EU ambassadors on Monday unanimously backed the hard-fought Brexit deal with the UK amid warnings of disruption when a new era of relations between the two sides begins this week.
The agreement covering trade worth £660 billion ($895bn) was struck on December 24 and is expected to be passed by the UK Parliament on Wednesday.
The country is moving to a complete break from European institutions after 48 years of membership.
The ambassadors, representing the 27 EU nations, swiftly approved the deal on Monday, clearing the way for way for it to come into effect in the New Year.
London's stock exchange was closed on Monday but other European markets rose as investors welcomed the deal and a US stimulus package.
British Minister for the Cabinet Office Michael Gove warned of “bumpy moments” ahead as businesses made final preparations for new arrangements that will increase red tape after leaving the EU single market and Customs union.
“The nature of our new relationship with the EU … means that there are practical and procedural changes that businesses and citizens need to get ready for,” Mr Gove told the BBC.
Practical changes include phasing out a European health insurance plan and possible changes to mobile phone roaming charges.
“We know that there will be some disruption as we adjust to new ways of doing business with the EU, so it is vital that we all take the necessary action now,” Mr Gove said.
Members of Parliament are expected to pass the legislation after the opposition Labour Party gave qualified support for it.
Labour said it was “thin” and needed more work to protect British jobs, but it was backing the agreement to avoid leaving the EU without a trade deal.
The most hardline pro-Brexit MPs are also set to give their verdict on the agreement on Tuesday and are expected to back it.
But the most ardent Brexit critics said they would only abstain, to avoid throwing the UK’s relationship with the EU into greater chaos from January 1.
There is still opposition to the deal, notably from the UK’s fishing industry.
It said the deal would leave some trawlermen worse off under the agreement.
The deal will increase the proportion of fish in UK waters but will stop trading between UK and EU fleets that allowed for increased income.
The issue of fishing rights was one of three key sticking points in the talks that delayed an agreement between the EU and Britain until December 24.
Andrew Locker, chairman of the National Federation of Fishermen's Organisations, said he felt “angry, disappointed and betrayed".
“We are absolutely worse off,” Mr Locker told the BBC. “What we have got now is a fraction of what we were promised through Brexit.

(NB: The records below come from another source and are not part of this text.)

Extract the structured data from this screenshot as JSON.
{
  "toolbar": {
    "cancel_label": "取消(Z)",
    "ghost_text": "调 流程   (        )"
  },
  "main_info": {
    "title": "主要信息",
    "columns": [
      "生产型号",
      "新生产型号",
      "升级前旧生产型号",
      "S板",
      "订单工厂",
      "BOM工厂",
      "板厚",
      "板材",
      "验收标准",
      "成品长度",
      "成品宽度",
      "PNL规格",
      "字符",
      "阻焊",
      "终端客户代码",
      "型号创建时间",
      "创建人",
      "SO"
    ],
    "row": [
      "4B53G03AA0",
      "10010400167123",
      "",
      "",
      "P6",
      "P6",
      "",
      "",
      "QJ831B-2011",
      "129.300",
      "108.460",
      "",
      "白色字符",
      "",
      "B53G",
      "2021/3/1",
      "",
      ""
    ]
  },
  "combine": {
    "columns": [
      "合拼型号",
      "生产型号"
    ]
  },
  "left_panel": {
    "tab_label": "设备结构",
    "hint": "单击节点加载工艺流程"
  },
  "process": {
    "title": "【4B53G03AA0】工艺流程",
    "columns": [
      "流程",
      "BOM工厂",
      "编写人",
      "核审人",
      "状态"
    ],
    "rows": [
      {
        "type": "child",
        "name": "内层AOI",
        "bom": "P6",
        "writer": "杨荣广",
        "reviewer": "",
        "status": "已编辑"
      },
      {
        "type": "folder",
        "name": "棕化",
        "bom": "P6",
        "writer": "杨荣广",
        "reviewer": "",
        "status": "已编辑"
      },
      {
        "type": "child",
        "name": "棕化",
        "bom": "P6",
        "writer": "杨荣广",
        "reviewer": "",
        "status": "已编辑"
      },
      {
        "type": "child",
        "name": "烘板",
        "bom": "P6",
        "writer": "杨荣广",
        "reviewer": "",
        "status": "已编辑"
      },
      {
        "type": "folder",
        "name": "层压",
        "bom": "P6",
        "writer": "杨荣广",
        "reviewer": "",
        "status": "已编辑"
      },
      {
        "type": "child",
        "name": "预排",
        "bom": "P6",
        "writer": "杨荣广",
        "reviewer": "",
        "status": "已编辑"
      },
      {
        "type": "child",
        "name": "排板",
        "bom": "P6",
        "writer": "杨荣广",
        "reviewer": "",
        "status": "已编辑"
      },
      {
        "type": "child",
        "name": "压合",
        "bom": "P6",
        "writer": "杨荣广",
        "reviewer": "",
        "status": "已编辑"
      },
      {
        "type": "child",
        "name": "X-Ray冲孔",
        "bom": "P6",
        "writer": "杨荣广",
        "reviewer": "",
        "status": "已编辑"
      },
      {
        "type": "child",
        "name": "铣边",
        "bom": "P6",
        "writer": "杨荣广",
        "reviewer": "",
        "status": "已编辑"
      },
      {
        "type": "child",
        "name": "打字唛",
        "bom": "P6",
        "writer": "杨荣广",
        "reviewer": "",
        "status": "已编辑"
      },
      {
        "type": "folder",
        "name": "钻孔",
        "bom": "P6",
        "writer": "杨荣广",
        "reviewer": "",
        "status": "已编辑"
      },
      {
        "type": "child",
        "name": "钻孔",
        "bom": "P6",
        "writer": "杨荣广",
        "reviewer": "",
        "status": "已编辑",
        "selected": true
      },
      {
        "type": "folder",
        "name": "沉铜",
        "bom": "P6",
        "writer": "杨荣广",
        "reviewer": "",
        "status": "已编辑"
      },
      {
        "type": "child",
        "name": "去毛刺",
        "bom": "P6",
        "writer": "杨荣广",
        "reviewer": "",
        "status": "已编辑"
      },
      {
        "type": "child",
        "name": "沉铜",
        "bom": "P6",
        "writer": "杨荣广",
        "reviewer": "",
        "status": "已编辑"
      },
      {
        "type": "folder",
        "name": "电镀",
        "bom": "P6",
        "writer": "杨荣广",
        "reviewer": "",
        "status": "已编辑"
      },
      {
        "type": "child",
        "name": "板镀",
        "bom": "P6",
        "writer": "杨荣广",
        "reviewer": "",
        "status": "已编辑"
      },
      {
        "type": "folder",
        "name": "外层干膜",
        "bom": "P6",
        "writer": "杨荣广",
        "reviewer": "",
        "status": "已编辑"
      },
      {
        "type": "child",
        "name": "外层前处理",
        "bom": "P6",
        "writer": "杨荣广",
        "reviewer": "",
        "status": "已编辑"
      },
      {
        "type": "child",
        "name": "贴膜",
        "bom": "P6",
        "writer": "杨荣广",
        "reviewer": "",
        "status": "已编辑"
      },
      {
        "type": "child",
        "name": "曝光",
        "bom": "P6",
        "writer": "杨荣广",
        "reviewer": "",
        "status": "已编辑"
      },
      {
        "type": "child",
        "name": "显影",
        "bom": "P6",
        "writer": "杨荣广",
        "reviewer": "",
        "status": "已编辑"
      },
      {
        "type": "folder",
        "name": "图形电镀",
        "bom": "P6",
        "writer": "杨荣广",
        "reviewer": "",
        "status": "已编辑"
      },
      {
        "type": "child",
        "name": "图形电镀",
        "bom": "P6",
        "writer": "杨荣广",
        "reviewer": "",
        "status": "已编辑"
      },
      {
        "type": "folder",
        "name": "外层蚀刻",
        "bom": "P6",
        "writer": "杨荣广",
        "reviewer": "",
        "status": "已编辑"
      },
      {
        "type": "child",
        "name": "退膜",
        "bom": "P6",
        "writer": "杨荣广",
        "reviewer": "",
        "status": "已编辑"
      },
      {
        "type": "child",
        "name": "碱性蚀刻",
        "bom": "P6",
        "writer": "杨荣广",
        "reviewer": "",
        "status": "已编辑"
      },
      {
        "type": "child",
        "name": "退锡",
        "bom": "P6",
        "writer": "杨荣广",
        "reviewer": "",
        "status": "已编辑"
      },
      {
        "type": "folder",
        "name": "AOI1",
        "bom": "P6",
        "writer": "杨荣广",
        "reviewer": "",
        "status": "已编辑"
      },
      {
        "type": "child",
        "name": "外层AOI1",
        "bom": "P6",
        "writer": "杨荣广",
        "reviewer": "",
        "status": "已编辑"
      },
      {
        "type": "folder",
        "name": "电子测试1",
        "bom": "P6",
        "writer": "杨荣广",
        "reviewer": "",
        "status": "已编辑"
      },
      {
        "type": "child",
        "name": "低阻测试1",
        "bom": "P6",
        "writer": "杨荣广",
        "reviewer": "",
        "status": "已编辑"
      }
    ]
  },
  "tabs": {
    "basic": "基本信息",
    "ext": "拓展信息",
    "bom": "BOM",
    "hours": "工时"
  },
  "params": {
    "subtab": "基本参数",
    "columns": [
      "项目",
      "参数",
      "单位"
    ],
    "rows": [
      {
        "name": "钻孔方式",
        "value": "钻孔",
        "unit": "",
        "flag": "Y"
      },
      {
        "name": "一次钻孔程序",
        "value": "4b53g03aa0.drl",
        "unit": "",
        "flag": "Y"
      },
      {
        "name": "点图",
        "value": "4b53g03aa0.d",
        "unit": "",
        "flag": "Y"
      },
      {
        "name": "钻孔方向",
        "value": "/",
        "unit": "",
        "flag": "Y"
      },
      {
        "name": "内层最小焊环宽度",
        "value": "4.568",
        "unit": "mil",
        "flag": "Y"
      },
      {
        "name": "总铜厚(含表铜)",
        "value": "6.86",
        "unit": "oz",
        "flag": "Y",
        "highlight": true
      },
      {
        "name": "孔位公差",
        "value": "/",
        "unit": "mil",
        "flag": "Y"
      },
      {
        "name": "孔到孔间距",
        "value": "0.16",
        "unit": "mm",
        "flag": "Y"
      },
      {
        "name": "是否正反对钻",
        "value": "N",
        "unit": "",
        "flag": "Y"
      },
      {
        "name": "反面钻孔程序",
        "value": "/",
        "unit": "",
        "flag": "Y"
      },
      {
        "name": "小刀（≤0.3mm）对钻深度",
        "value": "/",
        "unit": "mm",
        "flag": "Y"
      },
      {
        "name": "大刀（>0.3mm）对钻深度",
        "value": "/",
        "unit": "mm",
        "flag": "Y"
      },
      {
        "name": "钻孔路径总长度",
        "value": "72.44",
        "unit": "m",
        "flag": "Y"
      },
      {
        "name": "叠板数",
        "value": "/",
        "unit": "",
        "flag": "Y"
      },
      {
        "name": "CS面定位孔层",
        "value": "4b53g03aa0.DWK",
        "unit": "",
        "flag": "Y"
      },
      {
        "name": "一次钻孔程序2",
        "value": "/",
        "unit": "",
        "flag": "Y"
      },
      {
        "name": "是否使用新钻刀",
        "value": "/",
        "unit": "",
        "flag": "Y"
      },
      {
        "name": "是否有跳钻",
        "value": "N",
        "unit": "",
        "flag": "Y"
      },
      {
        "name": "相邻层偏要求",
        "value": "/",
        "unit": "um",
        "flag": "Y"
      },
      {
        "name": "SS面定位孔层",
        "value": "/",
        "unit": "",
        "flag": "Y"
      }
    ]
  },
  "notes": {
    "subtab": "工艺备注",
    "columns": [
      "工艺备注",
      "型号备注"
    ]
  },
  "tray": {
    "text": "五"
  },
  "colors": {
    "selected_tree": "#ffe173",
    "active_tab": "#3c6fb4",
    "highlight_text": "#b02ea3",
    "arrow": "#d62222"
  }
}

We are going to really, really struggle this year.”
The deal over fishing rights also stoked discontent among politicians who support independence in Scotland, which has the largest share of the UK’s fishing quota.
The Scottish government is pushing for a new ballot after Scots in 2014 voted to remain part of the UK.
Scotland's First Minister Nicola Sturgeon said the ruling Conservative Party "sold out Scottish fishing all over again" with the new arrangements.
Other key questions remain over workers’ rights, environmental standards and access to EU markets for the UK’s vital financial services sector.
UK Finance Minister Rishi Sunak sought to reassure the industry at the weekend that it would not be harmed by the deal, despite having to do things a “bit differently” in coming years.